Website and app data records:
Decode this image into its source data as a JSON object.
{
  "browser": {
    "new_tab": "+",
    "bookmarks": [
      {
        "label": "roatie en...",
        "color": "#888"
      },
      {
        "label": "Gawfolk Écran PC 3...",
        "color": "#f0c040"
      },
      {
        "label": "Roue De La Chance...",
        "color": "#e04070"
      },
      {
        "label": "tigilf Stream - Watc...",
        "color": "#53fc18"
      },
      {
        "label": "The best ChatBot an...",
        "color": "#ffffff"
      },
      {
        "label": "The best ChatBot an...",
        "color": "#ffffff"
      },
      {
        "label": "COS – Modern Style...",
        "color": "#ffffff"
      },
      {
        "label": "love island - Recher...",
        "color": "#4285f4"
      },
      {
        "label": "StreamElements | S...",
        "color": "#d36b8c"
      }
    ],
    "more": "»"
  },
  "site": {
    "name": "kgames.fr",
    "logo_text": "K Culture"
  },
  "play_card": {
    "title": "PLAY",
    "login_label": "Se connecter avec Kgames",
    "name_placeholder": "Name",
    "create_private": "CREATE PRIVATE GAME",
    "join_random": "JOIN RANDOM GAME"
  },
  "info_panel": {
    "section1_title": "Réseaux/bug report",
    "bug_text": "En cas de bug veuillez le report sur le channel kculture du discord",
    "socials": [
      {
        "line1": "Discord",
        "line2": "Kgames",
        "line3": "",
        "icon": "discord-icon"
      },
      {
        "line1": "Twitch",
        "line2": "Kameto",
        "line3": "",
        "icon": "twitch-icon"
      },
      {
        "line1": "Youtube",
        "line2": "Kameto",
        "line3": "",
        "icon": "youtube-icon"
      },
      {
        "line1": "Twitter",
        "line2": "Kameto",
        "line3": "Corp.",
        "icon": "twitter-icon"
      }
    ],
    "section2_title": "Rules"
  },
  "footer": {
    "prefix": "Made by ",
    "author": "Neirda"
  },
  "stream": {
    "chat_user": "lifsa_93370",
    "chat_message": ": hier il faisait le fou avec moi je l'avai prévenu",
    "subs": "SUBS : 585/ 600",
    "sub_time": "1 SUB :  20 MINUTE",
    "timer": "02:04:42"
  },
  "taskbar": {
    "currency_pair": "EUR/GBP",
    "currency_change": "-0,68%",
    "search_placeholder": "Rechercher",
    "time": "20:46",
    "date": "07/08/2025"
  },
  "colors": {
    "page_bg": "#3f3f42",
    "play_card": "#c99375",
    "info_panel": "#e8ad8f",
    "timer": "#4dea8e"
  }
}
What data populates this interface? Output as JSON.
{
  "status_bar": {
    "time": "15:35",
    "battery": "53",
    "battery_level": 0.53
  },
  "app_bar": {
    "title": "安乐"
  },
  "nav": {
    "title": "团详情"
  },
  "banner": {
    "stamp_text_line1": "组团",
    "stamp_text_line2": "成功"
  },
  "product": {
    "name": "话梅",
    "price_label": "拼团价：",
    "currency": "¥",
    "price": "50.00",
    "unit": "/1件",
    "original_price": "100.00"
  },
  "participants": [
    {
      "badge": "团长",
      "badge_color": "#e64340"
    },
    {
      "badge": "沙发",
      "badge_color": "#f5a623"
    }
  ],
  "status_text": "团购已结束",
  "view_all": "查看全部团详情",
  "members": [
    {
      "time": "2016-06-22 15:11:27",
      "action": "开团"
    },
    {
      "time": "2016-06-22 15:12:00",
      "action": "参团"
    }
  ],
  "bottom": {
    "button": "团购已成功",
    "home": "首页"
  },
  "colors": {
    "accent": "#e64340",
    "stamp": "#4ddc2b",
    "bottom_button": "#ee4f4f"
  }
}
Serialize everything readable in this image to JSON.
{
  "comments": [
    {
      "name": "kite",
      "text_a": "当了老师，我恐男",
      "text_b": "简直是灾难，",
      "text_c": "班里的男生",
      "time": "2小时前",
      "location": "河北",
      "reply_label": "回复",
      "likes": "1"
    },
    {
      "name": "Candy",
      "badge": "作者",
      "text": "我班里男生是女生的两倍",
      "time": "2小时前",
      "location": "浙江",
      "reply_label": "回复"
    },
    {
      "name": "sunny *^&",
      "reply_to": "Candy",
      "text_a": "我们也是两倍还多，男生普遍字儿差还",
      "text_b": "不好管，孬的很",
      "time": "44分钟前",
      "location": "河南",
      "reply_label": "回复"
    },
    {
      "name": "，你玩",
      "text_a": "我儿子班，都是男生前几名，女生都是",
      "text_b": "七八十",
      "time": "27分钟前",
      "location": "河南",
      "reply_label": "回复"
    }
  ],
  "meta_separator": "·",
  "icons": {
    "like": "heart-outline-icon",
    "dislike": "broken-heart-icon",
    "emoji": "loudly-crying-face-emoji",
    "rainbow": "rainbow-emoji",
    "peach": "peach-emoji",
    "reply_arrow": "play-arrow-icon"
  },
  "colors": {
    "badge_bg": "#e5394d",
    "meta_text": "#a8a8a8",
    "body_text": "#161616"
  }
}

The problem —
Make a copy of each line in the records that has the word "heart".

Response —
    "like": "heart-outline-icon",
    "dislike": "broken-heart-icon",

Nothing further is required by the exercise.